“The pandemic has led a lot of people to re-evaluate what they want from a job,” Rohan Shah says.
“What they’re looking for from their employer today has shifted. Their workplace environment has changed and so have their personal priorities.”
And yet organisations are still rolling out the same old EVPs, still focussing on the old guard and pulling those tired levers marked ‘salary’, ‘job title’, and ‘career advancement’ to inspire their workforce.
The result: just 31% of employees are actually satisfied with the current EVPs that their employer has to offer.
You’re now communicating with five groups
Rohan says that the people who are still satisfied with their existing EVPs are the traditionalists. Motivated by a salary and a job title, they experience ‘work’ and ‘life’ as two wildly separate entities.
That’s all fine and, in truth, organisations love to hire them because they’re predictable and easier to attract and retain. But the number of traditionalists is dwindling. According to that McKinsey survey, they’re now one of five personas in the workplace.
The others – do-it-yourselfers, caregivers, idealists and relaxers – are moving in. They want ‘radical flexibility’, a job with meaning, a renewed sense of purpose, wellbeing support, career progression and a decent salary.
No longer is a £5k salary increase enough. The idealists want meaningful work. And clear boundaries so work doesn’t interfere with personal priorities. The do-it-yourselfers “want to carry out their personal priorities while working”. And everyone wants strong compensation for health and wellbeing.
“Employees want to be seen as people, not just workers,” says Rohan.

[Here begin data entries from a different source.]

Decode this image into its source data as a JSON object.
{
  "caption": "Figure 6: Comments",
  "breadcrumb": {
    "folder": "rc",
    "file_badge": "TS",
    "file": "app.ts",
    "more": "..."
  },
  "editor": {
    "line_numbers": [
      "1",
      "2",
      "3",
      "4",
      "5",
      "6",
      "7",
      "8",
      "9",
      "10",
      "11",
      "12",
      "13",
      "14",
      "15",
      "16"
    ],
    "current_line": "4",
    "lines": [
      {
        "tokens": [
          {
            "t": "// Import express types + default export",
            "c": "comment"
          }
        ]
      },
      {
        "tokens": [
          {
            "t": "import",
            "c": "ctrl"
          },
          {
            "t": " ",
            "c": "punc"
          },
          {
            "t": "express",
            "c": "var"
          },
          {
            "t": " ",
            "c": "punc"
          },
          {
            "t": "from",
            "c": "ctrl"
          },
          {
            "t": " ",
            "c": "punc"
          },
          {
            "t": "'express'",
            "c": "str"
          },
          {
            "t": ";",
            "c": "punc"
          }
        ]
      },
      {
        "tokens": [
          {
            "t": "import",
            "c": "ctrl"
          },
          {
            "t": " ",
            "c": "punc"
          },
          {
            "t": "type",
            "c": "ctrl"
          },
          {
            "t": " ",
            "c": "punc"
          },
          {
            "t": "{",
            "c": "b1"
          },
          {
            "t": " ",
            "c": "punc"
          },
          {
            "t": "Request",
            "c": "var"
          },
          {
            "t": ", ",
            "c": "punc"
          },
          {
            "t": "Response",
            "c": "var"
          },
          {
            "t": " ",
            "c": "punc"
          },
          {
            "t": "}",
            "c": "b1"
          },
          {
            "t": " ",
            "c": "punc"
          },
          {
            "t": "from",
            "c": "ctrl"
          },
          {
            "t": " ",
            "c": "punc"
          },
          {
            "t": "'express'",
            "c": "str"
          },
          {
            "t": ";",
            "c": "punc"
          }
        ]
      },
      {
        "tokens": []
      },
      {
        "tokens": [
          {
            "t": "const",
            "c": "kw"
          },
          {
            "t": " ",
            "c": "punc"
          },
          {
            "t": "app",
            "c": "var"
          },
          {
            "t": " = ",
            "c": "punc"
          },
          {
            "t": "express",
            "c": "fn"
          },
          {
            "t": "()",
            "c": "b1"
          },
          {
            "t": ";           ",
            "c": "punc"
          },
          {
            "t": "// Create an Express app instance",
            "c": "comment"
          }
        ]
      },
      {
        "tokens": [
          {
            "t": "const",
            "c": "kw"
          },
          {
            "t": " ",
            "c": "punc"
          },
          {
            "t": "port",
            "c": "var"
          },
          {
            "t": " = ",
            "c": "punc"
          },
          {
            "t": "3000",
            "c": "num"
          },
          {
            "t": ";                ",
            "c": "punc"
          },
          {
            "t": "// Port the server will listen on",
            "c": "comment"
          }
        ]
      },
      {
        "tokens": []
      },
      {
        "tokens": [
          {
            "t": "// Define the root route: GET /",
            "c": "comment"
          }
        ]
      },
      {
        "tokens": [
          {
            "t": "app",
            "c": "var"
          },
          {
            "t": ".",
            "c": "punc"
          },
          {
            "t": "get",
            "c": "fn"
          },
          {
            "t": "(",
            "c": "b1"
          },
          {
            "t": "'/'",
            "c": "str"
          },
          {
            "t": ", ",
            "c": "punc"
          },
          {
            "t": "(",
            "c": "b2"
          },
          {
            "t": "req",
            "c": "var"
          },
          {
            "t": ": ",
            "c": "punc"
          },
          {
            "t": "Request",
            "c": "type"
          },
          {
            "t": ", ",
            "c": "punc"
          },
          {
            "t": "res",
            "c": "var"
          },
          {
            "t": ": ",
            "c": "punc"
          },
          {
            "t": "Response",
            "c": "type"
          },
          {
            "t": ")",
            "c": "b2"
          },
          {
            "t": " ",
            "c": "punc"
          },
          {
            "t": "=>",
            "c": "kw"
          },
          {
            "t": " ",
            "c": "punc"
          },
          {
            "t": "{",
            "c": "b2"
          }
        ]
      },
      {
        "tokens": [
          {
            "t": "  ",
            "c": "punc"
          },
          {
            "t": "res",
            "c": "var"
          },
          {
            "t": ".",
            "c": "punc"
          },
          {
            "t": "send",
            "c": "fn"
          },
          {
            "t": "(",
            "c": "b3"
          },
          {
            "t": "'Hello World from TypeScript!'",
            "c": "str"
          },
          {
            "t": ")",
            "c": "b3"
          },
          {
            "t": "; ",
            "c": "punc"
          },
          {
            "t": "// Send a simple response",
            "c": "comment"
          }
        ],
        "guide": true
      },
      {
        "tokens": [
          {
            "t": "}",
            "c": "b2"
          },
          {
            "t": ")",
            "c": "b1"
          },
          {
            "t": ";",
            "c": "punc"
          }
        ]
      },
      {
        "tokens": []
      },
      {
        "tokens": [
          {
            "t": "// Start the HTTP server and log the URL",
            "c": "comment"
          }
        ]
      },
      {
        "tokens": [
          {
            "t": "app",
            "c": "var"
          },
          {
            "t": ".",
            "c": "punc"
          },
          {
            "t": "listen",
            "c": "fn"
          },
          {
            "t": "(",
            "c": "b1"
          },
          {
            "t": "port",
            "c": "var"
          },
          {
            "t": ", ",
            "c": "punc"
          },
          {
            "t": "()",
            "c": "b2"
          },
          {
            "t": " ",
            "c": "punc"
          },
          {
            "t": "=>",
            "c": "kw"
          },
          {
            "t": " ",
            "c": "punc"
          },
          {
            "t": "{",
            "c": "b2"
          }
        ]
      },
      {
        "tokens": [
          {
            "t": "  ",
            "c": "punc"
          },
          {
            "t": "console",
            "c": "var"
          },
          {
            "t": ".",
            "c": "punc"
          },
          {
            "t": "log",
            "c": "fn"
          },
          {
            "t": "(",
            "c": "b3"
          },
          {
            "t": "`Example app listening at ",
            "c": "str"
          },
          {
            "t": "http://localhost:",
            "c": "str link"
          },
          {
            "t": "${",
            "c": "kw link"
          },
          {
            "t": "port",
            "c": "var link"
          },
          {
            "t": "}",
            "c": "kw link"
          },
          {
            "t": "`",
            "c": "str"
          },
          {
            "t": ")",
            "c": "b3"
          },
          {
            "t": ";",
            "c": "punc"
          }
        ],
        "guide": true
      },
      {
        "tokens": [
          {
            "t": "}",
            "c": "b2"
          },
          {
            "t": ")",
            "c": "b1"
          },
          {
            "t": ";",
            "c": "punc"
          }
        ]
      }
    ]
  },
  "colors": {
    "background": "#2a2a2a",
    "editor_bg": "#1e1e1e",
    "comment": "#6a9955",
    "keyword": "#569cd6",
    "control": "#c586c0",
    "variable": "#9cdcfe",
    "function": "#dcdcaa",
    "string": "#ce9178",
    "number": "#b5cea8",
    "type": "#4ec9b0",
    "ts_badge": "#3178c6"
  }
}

“They no longer want a work-life balance but a work-life blend. And value is more than a benefits package; people want person-first understanding.”
These are the pillars of your new EVP. It’s time to evolve.